The records below are to be repeated exactly, and their pictures left out.

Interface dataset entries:
=-=-=-=-=

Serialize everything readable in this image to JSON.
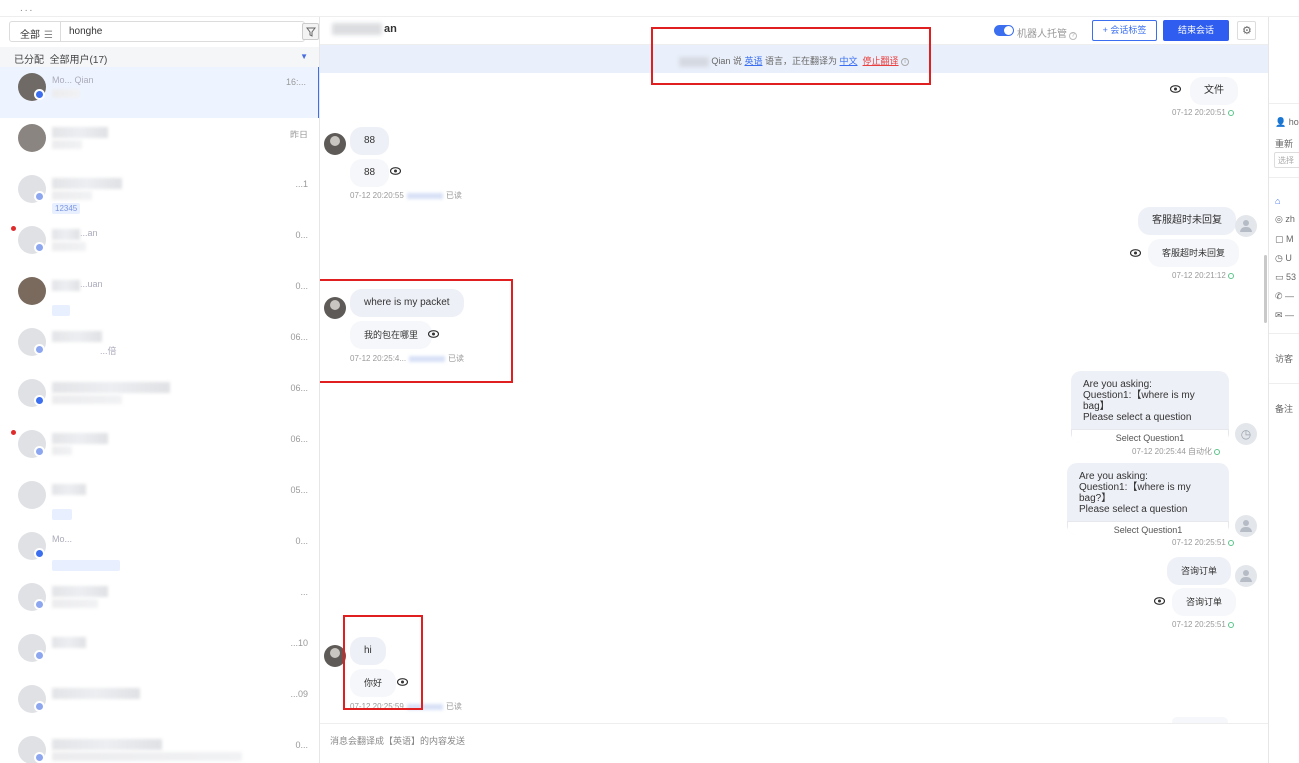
{
  "topbar": {
    "dots": "..."
  },
  "search": {
    "scope_label": "全部",
    "scope_icon": "☰",
    "query": "honghe"
  },
  "assigned": {
    "label": "已分配",
    "filter": "全部用户(17)"
  },
  "conversations": [
    {
      "name": "Mo... Qian",
      "time": "16:..."
    },
    {
      "name": "",
      "time": "昨日"
    },
    {
      "name": "",
      "time": "...1",
      "tag": "12345"
    },
    {
      "name": "...an",
      "time": "0..."
    },
    {
      "name": "...uan",
      "time": "0..."
    },
    {
      "name": "...倍",
      "time": "06..."
    },
    {
      "name": "",
      "time": "06..."
    },
    {
      "name": "",
      "time": "06..."
    },
    {
      "name": "",
      "time": "05..."
    },
    {
      "name": "Mo...",
      "time": "0..."
    },
    {
      "name": "",
      "time": "..."
    },
    {
      "name": "",
      "time": "...10"
    },
    {
      "name": "",
      "time": "...09"
    },
    {
      "name": "",
      "time": "0..."
    }
  ],
  "chat": {
    "name_suffix": "an",
    "robot_label": "机器人托管",
    "tag_button": "+ 会话标签",
    "end_button": "结束会话",
    "gear": "⚙",
    "notice": {
      "prefix": "Qian 说",
      "lang": "英语",
      "mid": "语言，正在翻译为",
      "target": "中文",
      "stop": "停止翻译",
      "info": "i"
    },
    "messages": {
      "file_label": "文件",
      "file_time": "07-12 20:20:51",
      "m88_a": "88",
      "m88_b": "88",
      "m88_time": "07-12 20:20:55",
      "m88_read": "已读",
      "agent_timeout_a": "客服超时未回复",
      "agent_timeout_b": "客服超时未回复",
      "agent_timeout_time": "07-12 20:21:12",
      "packet_a": "where is my packet",
      "packet_b": "我的包在哪里",
      "packet_time": "07-12 20:25:4...",
      "packet_read": "已读",
      "card1_text": "Are you asking:\nQuestion1:【where is my bag】\nPlease select a question",
      "card1_btn": "Select Question1",
      "card1_time": "07-12 20:25:44 自动化",
      "card2_text": "Are you asking:\nQuestion1:【where is my bag?】\nPlease select a question",
      "card2_btn": "Select Question1",
      "card2_time": "07-12 20:25:51",
      "order_a": "咨询订单",
      "order_b": "咨询订单",
      "order_time": "07-12 20:25:51",
      "hi_a": "hi",
      "hi_b": "你好",
      "hi_time": "07-12 20:25:59",
      "hi_read": "已读"
    },
    "composer_placeholder": "消息会翻译成【英语】的内容发送"
  },
  "right": {
    "user": "ho",
    "refresh": "重新",
    "input": "选择",
    "email": "zh",
    "m": "M",
    "u": "U",
    "num": "53",
    "phone": "—",
    "mail": "—",
    "visit": "访客",
    "remark": "备注"
  }
}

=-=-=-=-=

* **REPLY TO THE TASK**
Serialize everything readable in this image to JSON.
{
  "topbar": {
    "dots": "..."
  },
  "search": {
    "scope_label": "全部",
    "scope_icon": "☰",
    "query": "honghe"
  },
  "assigned": {
    "label": "已分配",
    "filter": "全部用户(17)"
  },
  "conversations": [
    {
      "name": "Mo... Qian",
      "time": "16:..."
    },
    {
      "name": "",
      "time": "昨日"
    },
    {
      "name": "",
      "time": "...1",
      "tag": "12345"
    },
    {
      "name": "...an",
      "time": "0..."
    },
    {
      "name": "...uan",
      "time": "0..."
    },
    {
      "name": "...倍",
      "time": "06..."
    },
    {
      "name": "",
      "time": "06..."
    },
    {
      "name": "",
      "time": "06..."
    },
    {
      "name": "",
      "time": "05..."
    },
    {
      "name": "Mo...",
      "time": "0..."
    },
    {
      "name": "",
      "time": "..."
    },
    {
      "name": "",
      "time": "...10"
    },
    {
      "name": "",
      "time": "...09"
    },
    {
      "name": "",
      "time": "0..."
    }
  ],
  "chat": {
    "name_suffix": "an",
    "robot_label": "机器人托管",
    "tag_button": "+ 会话标签",
    "end_button": "结束会话",
    "gear": "⚙",
    "notice": {
      "prefix": "Qian 说",
      "lang": "英语",
      "mid": "语言，正在翻译为",
      "target": "中文",
      "stop": "停止翻译",
      "info": "i"
    },
    "messages": {
      "file_label": "文件",
      "file_time": "07-12 20:20:51",
      "m88_a": "88",
      "m88_b": "88",
      "m88_time": "07-12 20:20:55",
      "m88_read": "已读",
      "agent_timeout_a": "客服超时未回复",
      "agent_timeout_b": "客服超时未回复",
      "agent_timeout_time": "07-12 20:21:12",
      "packet_a": "where is my packet",
      "packet_b": "我的包在哪里",
      "packet_time": "07-12 20:25:4...",
      "packet_read": "已读",
      "card1_text": "Are you asking:\nQuestion1:【where is my bag】\nPlease select a question",
      "card1_btn": "Select Question1",
      "card1_time": "07-12 20:25:44 自动化",
      "card2_text": "Are you asking:\nQuestion1:【where is my bag?】\nPlease select a question",
      "card2_btn": "Select Question1",
      "card2_time": "07-12 20:25:51",
      "order_a": "咨询订单",
      "order_b": "咨询订单",
      "order_time": "07-12 20:25:51",
      "hi_a": "hi",
      "hi_b": "你好",
      "hi_time": "07-12 20:25:59",
      "hi_read": "已读"
    },
    "composer_placeholder": "消息会翻译成【英语】的内容发送"
  },
  "right": {
    "user": "ho",
    "refresh": "重新",
    "input": "选择",
    "email": "zh",
    "m": "M",
    "u": "U",
    "num": "53",
    "phone": "—",
    "mail": "—",
    "visit": "访客",
    "remark": "备注"
  }
}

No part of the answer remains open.